The YMCA of Greater Rochester’s CSD also supports programs throughout the community that provide food access and emergency food distribution for youth and families throughout the year and initiatives that address a variety of emergency needs. The CSD model provides the ideal structure to make deep and lasting impact for thousands more in Rochester than the Y has ever previously reached. 

Conversations are ongoing, and multiple contingency plans are being developed to determine the best way we can serve youth and families this Fall at our Lewis Street Center. We want to be part of the solution for providing educational equity for young people across the community. When we have a better understanding of what our offerings will be, we will share those plans with the community. 

WHAT WILL HAPPEN TO STAFF?

Most full-time staff members from the Monroe Family Branch have been redeployed to positions within the YMCA of Greater Rochester. These staff members look forward to being welcoming faces for former Monroe members at locations across our Association. 

WHAT WILL HAPPEN TO THOSE WITH MEMBERSHIPS AT BOTH MONROE AND VICTOR?

All current members of the Monroe Family YMCA and Victor Active Family Center will have access to all other YMCA of Greater Rochester facilities. This Passport Membership will be valid for 12 months and will activate when YMCA of Greater Rochester operations resume. 

DO YOU HAVE A TIMELINE AS TO WHEN YOU WILL REOPEN YOUR REMAINING BRANCHES?

We are waiting to learn more from the Governor as to when we can reopen. As we reopen, we will do so cautiously, safely and slowly, and in a financially responsible way.
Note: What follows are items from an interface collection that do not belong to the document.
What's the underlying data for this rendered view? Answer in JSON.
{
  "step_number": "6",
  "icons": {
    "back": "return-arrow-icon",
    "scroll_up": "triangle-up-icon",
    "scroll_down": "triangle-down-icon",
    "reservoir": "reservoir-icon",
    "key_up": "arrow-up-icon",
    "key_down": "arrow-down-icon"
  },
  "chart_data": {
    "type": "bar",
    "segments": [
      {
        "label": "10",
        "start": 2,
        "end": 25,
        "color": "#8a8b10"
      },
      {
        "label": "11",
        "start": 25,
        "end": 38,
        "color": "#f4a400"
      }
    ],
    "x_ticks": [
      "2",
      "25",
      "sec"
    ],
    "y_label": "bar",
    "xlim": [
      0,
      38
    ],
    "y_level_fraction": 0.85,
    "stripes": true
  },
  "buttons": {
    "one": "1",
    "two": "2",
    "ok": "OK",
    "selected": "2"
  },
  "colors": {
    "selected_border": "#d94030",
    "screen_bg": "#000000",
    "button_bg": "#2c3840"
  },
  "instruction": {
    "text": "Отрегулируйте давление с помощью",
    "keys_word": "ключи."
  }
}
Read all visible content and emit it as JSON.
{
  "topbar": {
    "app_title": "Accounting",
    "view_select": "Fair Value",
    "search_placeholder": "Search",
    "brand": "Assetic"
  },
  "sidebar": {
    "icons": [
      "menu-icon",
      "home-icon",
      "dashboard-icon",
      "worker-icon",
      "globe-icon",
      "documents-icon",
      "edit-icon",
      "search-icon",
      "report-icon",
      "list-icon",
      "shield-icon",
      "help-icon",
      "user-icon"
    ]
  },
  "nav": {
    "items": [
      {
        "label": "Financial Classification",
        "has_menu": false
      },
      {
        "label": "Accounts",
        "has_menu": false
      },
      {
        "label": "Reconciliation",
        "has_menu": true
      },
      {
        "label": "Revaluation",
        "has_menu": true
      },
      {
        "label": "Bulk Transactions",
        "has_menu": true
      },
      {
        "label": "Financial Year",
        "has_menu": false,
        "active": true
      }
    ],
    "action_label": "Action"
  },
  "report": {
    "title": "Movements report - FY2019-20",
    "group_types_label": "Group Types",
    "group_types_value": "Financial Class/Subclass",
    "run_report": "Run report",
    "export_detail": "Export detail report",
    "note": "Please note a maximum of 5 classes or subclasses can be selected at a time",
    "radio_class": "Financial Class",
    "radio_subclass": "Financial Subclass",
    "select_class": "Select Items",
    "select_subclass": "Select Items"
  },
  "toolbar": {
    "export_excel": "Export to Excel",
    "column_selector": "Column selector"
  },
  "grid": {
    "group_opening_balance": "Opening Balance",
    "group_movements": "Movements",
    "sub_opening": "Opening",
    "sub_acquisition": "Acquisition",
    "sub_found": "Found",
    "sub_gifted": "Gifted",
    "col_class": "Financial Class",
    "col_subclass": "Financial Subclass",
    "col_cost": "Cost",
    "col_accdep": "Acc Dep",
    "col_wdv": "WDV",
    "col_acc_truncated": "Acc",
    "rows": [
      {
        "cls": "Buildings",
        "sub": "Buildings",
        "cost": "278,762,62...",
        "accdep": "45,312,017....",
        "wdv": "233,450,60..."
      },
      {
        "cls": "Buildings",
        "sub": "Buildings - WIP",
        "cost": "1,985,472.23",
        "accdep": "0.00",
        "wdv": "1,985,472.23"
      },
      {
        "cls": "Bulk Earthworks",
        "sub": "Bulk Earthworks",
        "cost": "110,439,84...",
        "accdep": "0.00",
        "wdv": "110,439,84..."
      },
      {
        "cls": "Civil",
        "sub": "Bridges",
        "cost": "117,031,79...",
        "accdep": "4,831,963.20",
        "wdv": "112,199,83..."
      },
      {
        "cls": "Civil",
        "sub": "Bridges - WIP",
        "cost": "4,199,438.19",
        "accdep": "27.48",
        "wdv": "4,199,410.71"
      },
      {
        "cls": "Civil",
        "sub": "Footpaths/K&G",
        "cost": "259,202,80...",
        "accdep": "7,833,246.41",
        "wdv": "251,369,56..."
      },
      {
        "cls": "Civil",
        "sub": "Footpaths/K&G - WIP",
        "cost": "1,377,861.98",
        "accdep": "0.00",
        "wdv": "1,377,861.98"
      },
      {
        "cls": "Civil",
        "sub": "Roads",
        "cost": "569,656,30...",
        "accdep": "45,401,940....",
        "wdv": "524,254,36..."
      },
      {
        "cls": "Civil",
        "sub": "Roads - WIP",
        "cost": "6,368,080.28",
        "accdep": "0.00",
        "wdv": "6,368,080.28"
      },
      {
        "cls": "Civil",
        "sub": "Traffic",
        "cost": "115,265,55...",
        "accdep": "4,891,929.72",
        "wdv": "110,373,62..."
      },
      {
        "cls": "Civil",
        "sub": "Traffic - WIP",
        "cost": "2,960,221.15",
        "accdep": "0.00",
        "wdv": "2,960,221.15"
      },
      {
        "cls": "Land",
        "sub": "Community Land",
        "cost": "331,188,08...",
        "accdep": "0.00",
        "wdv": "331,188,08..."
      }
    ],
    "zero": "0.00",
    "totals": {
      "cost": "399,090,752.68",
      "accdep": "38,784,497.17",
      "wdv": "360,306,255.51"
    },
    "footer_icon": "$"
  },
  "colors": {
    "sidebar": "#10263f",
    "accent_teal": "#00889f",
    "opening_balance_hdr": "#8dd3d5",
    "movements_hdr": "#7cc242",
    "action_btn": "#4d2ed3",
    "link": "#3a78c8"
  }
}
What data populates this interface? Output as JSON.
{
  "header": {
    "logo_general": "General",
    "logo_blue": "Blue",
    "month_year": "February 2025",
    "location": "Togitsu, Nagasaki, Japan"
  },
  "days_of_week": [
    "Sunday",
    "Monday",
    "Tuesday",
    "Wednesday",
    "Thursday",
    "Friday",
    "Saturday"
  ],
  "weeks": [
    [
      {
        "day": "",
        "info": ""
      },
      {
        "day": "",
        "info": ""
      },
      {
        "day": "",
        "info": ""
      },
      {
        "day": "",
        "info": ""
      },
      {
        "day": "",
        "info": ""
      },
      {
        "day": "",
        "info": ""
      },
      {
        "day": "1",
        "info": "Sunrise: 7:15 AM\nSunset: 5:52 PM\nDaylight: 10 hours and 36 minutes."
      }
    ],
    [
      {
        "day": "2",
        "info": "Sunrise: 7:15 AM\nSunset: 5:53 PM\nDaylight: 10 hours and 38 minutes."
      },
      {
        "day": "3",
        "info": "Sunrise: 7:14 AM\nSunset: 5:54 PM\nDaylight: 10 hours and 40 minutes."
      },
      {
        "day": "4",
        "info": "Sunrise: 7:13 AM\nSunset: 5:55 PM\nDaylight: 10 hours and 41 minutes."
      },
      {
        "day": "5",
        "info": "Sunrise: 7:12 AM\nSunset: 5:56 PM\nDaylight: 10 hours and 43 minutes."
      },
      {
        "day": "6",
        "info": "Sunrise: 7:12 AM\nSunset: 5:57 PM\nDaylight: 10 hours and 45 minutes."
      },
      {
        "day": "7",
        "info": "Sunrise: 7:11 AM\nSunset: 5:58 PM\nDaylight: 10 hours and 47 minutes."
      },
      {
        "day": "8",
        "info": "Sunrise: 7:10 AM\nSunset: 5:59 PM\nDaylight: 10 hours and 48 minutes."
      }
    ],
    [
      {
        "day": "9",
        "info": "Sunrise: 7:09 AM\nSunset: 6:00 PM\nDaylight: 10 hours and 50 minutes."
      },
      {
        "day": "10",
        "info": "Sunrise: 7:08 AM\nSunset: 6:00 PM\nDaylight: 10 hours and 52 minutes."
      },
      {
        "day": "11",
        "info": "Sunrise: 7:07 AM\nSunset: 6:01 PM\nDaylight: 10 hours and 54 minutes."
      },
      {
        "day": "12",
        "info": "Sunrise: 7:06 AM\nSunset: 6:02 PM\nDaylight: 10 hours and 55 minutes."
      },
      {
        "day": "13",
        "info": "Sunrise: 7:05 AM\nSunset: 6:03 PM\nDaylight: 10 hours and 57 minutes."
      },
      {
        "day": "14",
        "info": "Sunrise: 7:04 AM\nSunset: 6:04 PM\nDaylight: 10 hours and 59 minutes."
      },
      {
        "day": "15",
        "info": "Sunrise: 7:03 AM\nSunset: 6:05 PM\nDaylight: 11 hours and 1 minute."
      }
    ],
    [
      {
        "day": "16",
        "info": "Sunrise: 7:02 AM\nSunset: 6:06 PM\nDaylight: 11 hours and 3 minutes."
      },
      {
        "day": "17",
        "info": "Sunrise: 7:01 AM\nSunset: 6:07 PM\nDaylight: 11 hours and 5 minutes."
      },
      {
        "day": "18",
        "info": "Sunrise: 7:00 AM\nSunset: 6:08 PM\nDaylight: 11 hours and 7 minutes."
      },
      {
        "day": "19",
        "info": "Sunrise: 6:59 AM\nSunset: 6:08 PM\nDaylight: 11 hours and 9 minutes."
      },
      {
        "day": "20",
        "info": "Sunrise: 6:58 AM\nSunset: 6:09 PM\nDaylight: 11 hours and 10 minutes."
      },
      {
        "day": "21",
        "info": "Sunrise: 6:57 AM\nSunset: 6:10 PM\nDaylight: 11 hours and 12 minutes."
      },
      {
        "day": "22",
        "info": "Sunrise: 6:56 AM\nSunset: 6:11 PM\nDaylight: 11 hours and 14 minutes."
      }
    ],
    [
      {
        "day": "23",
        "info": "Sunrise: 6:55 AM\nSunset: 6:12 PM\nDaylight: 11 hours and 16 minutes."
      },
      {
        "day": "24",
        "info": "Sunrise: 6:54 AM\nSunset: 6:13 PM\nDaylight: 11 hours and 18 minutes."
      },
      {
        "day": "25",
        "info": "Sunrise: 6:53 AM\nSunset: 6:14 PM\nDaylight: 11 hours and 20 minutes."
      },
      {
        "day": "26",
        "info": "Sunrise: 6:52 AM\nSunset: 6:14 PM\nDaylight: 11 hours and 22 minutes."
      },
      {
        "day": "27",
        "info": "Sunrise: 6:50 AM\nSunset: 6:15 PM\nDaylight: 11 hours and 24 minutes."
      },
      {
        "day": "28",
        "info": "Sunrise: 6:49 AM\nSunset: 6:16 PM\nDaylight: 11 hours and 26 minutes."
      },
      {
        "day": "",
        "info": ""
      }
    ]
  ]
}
To meet these parameters, we will be opening our branches in stages. 

When we receive clearance to reopen operations, we will be opening the following six branches first: Corning Family YMCA, Eastside Family YMCA, Maplewood Family YMCA, Southwest Family YMCA, Schottland Family YMCA and Westside Family YMCA. 

Our plan is to open our remaining branches — Bay View Family YMCA, Carlson MetroCenter YMCA and Northwest Family YMCA — five weeks later.